Posted on Wednesday, May 7, 2008
Every time I witness something like the breakdown of Eight Belles in the
Kentucky Derby, I tell myself I’ve watched my last horse race.
Particularly after the filly’s gallant stretch run—for a long moment it
appeared that she might actually catch Big Brown before the wire—the
sight of veterinary vans encircling the stricken animal to prevent
spectators from seeing her euthanized was unbearable. Unlike some, I
can’t criticize NBC's coverage because I couldn’t watch it. My wife was
crying like a child. Partly that’s because we’re horse people, a passion
we came to relatively recently, causing us to rearrange our lives. I’ve
come to feel that places that are no good for horses aren’t particularly
good for people. The most powerful surge of homesickness I’ve ever
experienced struck me one humid evening in New York City some years ago.
Walking up Fifth Avenue, I was surprised by the heavy, pungent odor of
horses, the lineup of carriage horses along Central Park South waiting
patiently to take tourists clip-clopping through the park. I wanted to
hail a cab to the airport on the spot.
Not that caring for a couple of middle-aged geldings gives me any
special insights into the so-called sport of kings. Well, maybe a few.
First, tragedies like Eight Belles’ death are an inherent part of horse
racing. They can’t be entirely prevented. Riding horses under any
circumstances can be dangerous.
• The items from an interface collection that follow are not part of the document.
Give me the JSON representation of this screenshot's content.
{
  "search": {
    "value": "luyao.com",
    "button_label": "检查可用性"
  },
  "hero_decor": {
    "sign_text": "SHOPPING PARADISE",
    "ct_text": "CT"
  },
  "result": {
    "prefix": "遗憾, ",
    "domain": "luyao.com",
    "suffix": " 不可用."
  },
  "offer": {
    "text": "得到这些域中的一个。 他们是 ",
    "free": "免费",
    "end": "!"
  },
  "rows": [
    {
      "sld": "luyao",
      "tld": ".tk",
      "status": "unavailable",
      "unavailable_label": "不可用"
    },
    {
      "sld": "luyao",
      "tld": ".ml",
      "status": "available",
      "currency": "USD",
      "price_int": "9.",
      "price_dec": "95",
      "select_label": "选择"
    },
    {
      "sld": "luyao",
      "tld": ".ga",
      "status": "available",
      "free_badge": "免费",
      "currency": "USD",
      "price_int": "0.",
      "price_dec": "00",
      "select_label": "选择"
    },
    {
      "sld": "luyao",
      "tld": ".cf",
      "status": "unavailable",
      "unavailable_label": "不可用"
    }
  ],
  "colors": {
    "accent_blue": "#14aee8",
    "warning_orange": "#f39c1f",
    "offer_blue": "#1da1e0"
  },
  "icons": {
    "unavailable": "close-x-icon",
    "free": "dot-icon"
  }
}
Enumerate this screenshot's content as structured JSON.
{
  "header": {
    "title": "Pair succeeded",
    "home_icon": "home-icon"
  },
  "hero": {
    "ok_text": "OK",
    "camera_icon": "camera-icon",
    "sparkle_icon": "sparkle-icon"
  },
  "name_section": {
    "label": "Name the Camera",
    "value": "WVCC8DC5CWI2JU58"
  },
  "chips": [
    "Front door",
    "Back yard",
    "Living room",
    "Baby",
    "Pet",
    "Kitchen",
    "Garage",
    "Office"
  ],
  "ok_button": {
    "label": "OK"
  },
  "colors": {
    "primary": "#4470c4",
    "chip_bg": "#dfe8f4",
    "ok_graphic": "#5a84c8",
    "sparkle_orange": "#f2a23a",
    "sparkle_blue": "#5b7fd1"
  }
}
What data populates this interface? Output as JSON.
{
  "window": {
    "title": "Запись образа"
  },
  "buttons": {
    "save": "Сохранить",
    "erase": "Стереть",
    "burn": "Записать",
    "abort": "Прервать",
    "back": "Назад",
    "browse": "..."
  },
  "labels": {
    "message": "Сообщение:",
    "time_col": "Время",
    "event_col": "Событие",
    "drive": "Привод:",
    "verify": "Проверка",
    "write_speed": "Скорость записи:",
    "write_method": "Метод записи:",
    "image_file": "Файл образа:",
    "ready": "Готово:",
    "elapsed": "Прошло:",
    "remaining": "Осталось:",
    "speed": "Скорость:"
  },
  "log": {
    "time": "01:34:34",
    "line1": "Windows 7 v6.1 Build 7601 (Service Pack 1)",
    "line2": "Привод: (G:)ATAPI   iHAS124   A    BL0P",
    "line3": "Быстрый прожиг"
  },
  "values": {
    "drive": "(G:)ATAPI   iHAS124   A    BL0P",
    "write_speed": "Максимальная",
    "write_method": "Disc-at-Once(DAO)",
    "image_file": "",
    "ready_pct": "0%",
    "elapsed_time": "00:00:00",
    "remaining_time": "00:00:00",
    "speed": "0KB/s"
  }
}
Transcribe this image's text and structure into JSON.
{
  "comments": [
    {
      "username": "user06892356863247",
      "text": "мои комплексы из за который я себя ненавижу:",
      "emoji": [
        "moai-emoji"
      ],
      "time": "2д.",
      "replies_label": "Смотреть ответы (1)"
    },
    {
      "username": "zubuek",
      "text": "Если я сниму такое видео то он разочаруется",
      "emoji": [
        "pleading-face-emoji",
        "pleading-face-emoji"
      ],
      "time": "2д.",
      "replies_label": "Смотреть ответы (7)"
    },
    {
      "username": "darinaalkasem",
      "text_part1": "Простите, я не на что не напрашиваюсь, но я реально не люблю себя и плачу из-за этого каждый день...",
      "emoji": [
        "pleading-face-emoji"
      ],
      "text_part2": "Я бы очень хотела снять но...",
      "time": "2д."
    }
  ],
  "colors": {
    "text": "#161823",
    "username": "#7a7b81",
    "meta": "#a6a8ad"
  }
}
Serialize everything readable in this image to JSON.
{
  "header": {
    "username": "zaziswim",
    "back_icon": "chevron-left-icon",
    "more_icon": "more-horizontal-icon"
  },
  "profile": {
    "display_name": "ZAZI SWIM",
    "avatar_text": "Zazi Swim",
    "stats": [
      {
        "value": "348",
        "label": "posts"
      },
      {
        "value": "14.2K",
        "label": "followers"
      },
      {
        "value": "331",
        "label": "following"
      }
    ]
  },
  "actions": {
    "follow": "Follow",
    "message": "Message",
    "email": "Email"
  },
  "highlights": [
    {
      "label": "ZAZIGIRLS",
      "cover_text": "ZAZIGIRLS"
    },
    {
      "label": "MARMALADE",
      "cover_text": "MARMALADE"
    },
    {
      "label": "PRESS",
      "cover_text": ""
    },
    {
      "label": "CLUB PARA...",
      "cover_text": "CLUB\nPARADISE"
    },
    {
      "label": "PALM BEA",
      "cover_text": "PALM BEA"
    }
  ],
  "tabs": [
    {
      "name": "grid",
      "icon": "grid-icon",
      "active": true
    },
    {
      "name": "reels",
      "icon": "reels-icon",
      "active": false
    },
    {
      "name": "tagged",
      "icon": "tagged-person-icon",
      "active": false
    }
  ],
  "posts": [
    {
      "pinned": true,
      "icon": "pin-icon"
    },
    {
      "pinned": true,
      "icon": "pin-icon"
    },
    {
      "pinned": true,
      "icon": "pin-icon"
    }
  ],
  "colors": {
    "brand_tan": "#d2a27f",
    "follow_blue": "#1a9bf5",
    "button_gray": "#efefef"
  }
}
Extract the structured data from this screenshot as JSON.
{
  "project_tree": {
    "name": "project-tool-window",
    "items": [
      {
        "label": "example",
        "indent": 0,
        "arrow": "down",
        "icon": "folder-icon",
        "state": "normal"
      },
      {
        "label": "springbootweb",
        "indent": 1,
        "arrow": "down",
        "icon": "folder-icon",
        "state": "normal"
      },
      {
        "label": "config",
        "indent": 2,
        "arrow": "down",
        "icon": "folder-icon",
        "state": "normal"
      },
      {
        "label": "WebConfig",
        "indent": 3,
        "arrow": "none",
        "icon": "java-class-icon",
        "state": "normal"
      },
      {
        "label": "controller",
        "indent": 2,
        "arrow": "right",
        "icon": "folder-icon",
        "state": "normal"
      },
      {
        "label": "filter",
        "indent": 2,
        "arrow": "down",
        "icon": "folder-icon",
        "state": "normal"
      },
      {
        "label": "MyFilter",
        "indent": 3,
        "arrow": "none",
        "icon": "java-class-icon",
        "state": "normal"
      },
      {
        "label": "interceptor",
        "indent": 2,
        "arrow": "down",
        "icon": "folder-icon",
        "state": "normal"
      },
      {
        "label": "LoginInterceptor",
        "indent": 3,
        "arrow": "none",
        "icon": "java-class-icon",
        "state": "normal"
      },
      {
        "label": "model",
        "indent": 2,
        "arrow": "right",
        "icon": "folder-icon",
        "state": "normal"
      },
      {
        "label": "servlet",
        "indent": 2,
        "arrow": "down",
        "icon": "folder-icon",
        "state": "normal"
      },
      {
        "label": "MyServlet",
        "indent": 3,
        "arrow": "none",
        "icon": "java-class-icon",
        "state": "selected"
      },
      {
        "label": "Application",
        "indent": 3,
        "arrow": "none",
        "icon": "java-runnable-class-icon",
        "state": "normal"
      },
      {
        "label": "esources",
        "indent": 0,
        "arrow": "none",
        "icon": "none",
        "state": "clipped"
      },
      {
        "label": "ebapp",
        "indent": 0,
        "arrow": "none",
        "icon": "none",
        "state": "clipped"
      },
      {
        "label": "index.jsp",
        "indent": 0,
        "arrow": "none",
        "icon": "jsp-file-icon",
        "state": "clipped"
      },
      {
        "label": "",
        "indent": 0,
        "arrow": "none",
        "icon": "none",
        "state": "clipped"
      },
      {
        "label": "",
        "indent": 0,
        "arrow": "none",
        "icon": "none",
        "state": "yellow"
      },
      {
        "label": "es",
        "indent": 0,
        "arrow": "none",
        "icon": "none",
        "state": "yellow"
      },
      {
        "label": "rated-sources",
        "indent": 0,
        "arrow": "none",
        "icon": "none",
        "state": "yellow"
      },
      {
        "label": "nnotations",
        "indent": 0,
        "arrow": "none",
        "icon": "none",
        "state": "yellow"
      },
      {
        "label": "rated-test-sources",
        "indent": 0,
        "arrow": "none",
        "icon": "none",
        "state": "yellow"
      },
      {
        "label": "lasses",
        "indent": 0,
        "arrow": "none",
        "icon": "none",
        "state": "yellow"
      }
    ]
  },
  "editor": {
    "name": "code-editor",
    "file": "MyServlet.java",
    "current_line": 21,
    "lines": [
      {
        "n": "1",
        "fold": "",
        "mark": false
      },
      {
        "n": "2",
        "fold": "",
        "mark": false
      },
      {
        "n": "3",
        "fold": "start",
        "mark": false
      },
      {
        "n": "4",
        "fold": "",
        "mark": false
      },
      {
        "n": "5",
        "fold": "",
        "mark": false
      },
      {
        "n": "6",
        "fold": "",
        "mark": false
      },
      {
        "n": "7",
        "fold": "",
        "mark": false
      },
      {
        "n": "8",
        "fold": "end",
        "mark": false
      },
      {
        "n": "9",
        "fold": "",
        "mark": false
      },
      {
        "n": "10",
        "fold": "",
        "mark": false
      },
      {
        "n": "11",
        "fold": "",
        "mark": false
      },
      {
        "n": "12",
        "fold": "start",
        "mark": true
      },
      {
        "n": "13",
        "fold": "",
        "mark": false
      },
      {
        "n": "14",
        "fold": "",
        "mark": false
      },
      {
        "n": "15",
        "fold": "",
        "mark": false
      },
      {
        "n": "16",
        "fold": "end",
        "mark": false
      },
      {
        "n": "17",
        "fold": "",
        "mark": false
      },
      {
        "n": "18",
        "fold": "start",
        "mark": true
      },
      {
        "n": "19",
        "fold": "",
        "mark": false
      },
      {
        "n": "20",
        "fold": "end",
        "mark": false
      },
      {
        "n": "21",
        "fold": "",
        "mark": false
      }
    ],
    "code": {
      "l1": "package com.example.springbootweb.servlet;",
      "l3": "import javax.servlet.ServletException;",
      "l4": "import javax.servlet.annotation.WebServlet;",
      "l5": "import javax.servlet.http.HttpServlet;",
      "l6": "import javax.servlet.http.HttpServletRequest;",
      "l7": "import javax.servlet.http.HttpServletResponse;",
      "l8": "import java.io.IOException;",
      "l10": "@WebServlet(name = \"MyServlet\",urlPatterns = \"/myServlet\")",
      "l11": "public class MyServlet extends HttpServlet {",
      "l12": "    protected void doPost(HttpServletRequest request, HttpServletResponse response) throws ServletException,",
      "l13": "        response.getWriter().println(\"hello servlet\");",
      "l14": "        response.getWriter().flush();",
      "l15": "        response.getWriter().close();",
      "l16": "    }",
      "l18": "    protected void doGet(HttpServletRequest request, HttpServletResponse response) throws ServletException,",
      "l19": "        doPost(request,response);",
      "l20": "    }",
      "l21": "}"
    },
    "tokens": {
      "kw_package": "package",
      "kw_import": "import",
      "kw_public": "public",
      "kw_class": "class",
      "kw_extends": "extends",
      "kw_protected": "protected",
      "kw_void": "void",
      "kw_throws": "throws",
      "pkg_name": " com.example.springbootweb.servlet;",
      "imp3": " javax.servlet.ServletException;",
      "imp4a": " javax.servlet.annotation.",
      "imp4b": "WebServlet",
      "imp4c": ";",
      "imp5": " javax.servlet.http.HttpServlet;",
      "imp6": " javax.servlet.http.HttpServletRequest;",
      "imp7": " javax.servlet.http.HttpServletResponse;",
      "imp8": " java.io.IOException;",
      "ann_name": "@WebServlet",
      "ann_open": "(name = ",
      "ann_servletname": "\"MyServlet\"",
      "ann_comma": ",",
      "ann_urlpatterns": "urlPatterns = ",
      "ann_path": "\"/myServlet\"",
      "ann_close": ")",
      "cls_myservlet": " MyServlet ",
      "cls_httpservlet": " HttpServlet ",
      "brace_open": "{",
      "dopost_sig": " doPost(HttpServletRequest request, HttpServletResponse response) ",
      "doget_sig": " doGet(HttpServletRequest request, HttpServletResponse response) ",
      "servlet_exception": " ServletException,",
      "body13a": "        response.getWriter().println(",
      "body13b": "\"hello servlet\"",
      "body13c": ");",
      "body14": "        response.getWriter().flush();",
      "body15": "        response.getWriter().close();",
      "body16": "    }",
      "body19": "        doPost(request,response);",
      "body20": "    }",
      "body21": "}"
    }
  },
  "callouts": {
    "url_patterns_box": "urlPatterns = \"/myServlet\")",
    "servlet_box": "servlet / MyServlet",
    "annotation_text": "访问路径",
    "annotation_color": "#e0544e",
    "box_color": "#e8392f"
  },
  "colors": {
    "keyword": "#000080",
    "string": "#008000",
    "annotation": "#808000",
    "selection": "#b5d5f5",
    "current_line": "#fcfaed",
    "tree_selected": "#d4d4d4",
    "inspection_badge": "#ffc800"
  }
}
When he first became acquainted with my
quarter-horse Rusty, my farrier, an outspoken individualist like many
people you meet around barns, warned that he was too headstrong and
athletic for a middle-aged novice.
“You keep messin’ with that big sumbitch and he’s gonna hurt you” was
how Tom put it.
Problem was, I’d already bought him. Not long afterward, I’d saved Rusty
from a near-fatal colic attack on a 104-degree July day. It’s hard to
describe my emotions when he stopped while I was walking him out—he’d
been staggering, in a daze—to nibble on clover. He was going to live. He
drank something like eight half buckets of salty water at half-hour
intervals that night, roughly 150 pounds of lost fluid.
So 10 years later, I reminded Tom that while Rusty had scared me half to
death—stampeding with a deer herd toward a barbed-wire fence, for
example he’d never actually hurt me, apart from black eyes caused by low
“Yeah, well, you, me and him are all gettin’ old,” Tom allowed. “If he
kills you now, it won’t be on purpose.”
So yeah, there’s a streak of fatalism among horse people. When you climb
on an animal weighing between 1,000 and 1,300 pounds that can run 40 mph
in bursts with a mind and will of its own, bad things can happen. I know
a barrel racer who had a horse fall on her, step on her face and break
several ribs last year. She won another event a week later. That said,
horses aren’t anywhere near as life-threatening as, oh, the New Jersey
Second, people who imagine owners, trainers and jockeys cruel and
indifferent—a New York Times columnist equated the sport to
bullfighting—don’t know what they’re talking about. Horses get inside
you; they just do. Along with their speed, power and beauty—some of the
earliest prehistoric cave paintings are of horses—they have vivid
personalities, strong emotions and no reticence about showing them.
I once asked a racetrack trainer if it was possible that my silly horse
Lucky actually feared a kind of orange butterfly that made him freeze
“They’re not smart enough to lie,” the fellow said. “If he acts scared,
Of course, the real issue was whether Lucky trusted me. After he decided
he did, he ignored the butterflies.
Third, 20 horses on a track with four turns isn’t so much a race as a
stampede. Especially since more than half have no realistic chance of
winning and are there to showcase their owners’ ego and bankroll.
Fourth, running a filly with 19 strange stallions in front of 157,000
drunks is unacceptably risky. Wild horses live in herds controlled by
bullying stallions ready to throw down and fight savagely at the
slightest challenge. Under the veneer of her training, Eight Belles must
have been amped for flight, halfway expecting an equine riot and
determined—this is the nature of racehorses—to show those swaggering
punks her heels. She got all but one, didn’t she? It may have killed
her. Last, and to understand it’s necessary to read a knowledgeable
track writer like The Washington Post’s Andrew Beyer, thoroughbred race
horses are as much a product of human genetic manipulation as a
dachshund. In American racing, they’re breeding animals with too much
muscle and bones like teacups. Something’s got to change, and it could
require political intervention.
—–––––•–––––—Free-lance columnist Gene Lyons is a Little Rock author and
recipient of the National Magazine Award.